* **Task objective**
Show each line of the listing in which the word "title" occurs.

* **Extracted entries**
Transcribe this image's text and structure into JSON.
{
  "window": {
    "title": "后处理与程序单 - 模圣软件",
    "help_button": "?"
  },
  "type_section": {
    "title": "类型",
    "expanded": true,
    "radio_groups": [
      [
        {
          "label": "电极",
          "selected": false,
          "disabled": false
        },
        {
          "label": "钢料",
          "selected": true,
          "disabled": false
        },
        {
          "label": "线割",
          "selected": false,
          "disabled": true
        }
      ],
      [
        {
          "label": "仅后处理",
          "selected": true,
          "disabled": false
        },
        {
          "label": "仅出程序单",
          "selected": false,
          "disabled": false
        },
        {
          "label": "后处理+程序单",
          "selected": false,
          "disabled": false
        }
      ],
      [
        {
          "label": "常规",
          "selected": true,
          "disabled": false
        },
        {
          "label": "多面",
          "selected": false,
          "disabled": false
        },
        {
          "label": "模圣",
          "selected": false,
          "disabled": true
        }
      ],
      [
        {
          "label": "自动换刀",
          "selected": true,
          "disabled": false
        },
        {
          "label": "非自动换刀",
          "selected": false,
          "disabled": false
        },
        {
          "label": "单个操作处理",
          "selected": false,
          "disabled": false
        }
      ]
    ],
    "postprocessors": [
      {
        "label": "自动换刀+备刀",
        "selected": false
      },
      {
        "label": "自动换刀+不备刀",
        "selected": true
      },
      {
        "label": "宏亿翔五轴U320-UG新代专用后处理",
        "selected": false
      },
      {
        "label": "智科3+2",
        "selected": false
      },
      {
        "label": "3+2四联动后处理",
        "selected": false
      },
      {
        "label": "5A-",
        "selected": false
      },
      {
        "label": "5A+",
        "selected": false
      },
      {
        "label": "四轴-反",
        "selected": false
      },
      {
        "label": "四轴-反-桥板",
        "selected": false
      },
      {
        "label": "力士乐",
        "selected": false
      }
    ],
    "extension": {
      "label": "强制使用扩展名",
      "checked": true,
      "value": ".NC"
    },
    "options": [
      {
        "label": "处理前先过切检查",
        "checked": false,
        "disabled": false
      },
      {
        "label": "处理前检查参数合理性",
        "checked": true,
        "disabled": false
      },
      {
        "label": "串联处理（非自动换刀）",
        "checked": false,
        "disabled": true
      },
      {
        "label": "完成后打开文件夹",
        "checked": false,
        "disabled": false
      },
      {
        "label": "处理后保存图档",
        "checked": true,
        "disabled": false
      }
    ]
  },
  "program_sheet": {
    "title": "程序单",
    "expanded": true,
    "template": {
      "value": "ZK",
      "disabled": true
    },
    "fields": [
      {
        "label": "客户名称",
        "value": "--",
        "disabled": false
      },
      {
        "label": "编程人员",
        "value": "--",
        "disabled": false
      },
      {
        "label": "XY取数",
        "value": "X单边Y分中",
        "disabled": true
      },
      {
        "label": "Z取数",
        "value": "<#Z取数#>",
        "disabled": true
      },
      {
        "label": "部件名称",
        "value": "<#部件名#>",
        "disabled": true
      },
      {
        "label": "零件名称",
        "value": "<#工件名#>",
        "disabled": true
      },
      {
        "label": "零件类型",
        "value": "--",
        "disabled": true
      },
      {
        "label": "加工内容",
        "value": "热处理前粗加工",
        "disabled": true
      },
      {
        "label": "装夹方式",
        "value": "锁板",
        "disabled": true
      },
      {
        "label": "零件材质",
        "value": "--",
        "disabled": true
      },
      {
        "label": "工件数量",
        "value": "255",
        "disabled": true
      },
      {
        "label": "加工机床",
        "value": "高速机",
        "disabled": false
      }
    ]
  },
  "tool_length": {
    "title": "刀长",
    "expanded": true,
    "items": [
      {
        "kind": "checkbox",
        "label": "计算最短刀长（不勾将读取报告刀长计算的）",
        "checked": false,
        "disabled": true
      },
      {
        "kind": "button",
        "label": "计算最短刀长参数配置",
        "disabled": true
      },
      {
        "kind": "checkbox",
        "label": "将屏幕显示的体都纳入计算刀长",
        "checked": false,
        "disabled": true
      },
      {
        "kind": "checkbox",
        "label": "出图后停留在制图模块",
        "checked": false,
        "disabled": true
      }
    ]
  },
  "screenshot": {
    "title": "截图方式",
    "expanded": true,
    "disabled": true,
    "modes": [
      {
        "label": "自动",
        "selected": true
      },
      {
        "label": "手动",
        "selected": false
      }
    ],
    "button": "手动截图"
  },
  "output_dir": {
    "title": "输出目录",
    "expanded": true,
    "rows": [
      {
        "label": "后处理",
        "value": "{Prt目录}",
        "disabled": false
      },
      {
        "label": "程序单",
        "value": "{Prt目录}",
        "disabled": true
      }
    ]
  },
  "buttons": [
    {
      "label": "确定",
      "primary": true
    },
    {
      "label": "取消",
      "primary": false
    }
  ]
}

* **The answer**
    "title": "后处理与程序单 - 模圣软件",
    "title": "类型",
    "title": "程序单",
    "title": "刀长",
    "title": "截图方式",
    "title": "输出目录",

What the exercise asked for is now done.